I do not expect baseball to be played at Wrigley Field Sunday. No call has been made about the game at this writing, but not long before Saturday’s game ended the National Weather Service issued this Special Weather Statement:
A strong spring storm system will likely bring an accumulation of very wet and slushy snow to portions of northern Illinois and extreme northwest Indiana on Sunday. The heaviest snowfall rates are expected to occur from a bit prior to sunrise through mid day or the early afternoon, with lower intensities during the afternoon. The snow will end by early evening. There will likely be a fairly narrow band where these heavy snowfall rates of up to one inch per hour are most persistent. Exactly where this sets up, two to four inches of accumulation are likely on colder or elevated surfaces, with locally higher amounts possible.
With warm road temperatures and the strong April sun, roads will likely be mainly wet most of the time. However, it`s possible that some slush may cover bridges or overpasses and less traveled roadways during the heaviest snowfall. While overall lack of accumulation on roads may limit the magnitude of travel impacts, visibility will likely be sharply reduced at times. In addition, northerly winds gusting up to 25 to 35 mph could plaster the very wet and heavy snow onto elevated surfaces, including tree branches, so minor tree damage is possible. Motorists are advised to prepare for potentially adverse travel conditions on Sunday. Continue to stay tuned for the latest forecast updates.
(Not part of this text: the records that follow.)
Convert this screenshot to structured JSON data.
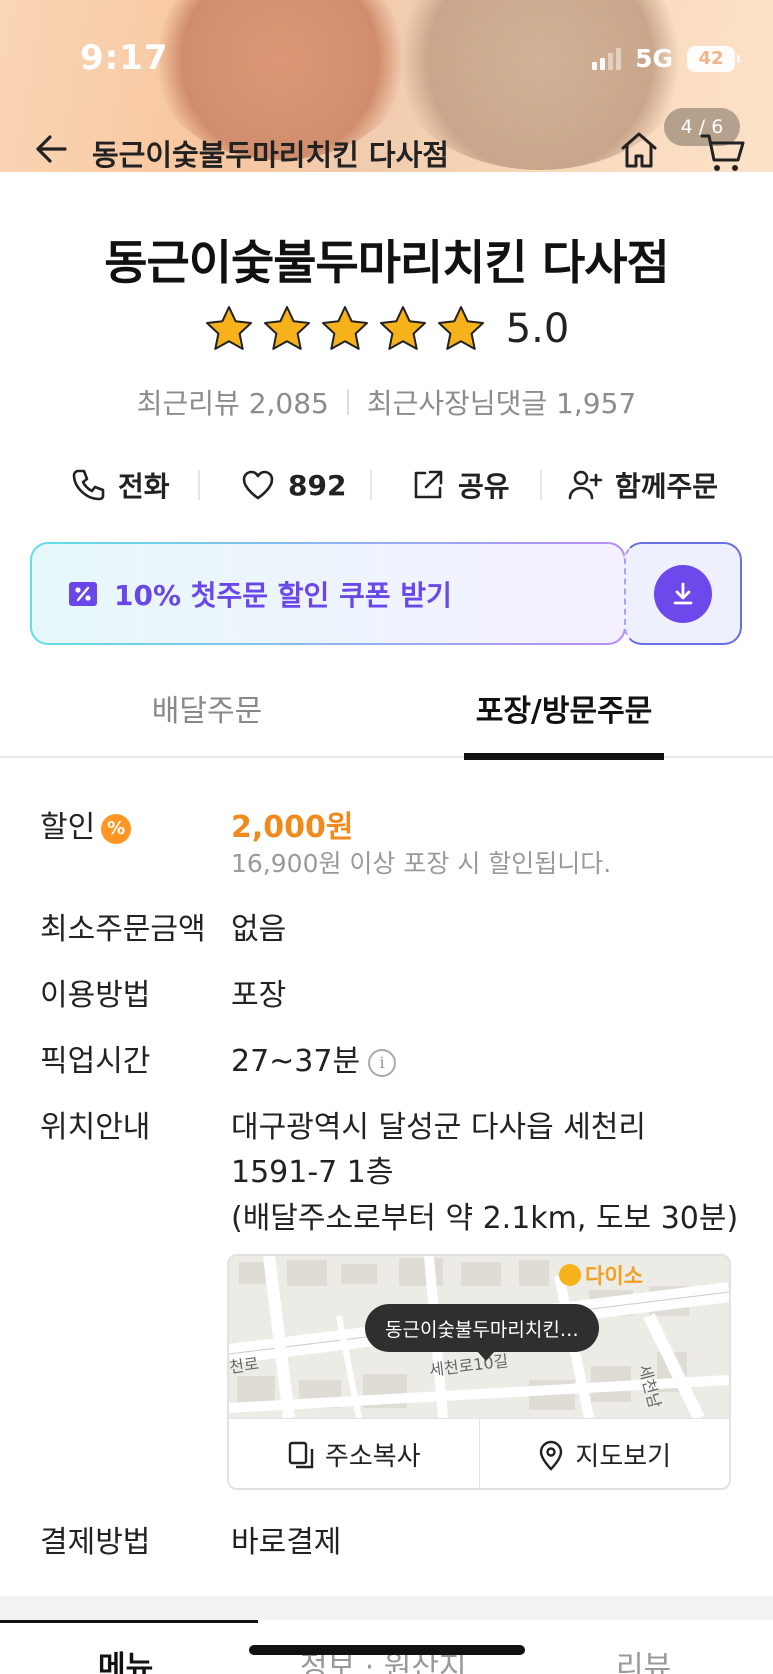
{
  "status_bar": {
    "time": "9:17",
    "network": "5G",
    "battery": "42"
  },
  "header": {
    "title": "동근이숯불두마리치킨 다사점",
    "photo_counter": "4 / 6"
  },
  "store": {
    "name": "동근이숯불두마리치킨 다사점",
    "rating": "5.0",
    "stars": 5,
    "recent_reviews": "최근리뷰 2,085",
    "owner_replies": "최근사장님댓글 1,957"
  },
  "actions": {
    "call": "전화",
    "likes": "892",
    "share": "공유",
    "group_order": "함께주문"
  },
  "coupon": {
    "text": "10% 첫주문 할인 쿠폰 받기"
  },
  "order_tabs": {
    "delivery": "배달주문",
    "takeout": "포장/방문주문",
    "active": "takeout"
  },
  "info": {
    "discount": {
      "label": "할인",
      "badge": "%",
      "amount": "2,000원",
      "note": "16,900원 이상 포장 시 할인됩니다."
    },
    "min_order": {
      "label": "최소주문금액",
      "value": "없음"
    },
    "method": {
      "label": "이용방법",
      "value": "포장"
    },
    "pickup": {
      "label": "픽업시간",
      "value": "27~37분",
      "info_icon": "i"
    },
    "location": {
      "label": "위치안내",
      "line1": "대구광역시 달성군 다사읍 세천리",
      "line2": "1591-7 1층",
      "line3": "(배달주소로부터 약 2.1km, 도보 30분)"
    },
    "payment": {
      "label": "결제방법",
      "value": "바로결제"
    }
  },
  "map": {
    "tooltip": "동근이숯불두마리치킨…",
    "poi": "다이소",
    "road_left": "천로",
    "road_center": "세천로10길",
    "road_right": "세천남",
    "copy_address": "주소복사",
    "view_map": "지도보기"
  },
  "bottom_tabs": {
    "menu": "메뉴",
    "info": "정보 · 원산지",
    "review": "리뷰"
  },
  "colors": {
    "accent_orange": "#f18a1d",
    "coupon_purple": "#6a47e8",
    "star_yellow": "#f7b21b"
  }
}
I mean... that doesn’t sound conducive to baseball at all. There is a mutual off day for the Cubs and Angels, Monday, August 26, that would work out reasonably well for a makeup date. Let’s hope the Cubs and MLB do the right thing and call Sunday’s game off early so that no one is inconvenienced and the players get a full day off. I fully admit I was incorrect on my call for the team to postpone Wednesday and/or Thursday, but this situation appears to be quite different. I will keep you posted on this site tonight or tomorrow morning with details.
If they somehow do play, ex-Angel Tyler Chatwood will start for the Cubs and ex-Cub Trevor Cahill goes for the Angels. Scheduled game time Sunday is 1:20 p.m. CT and TV coverage would be via WGN.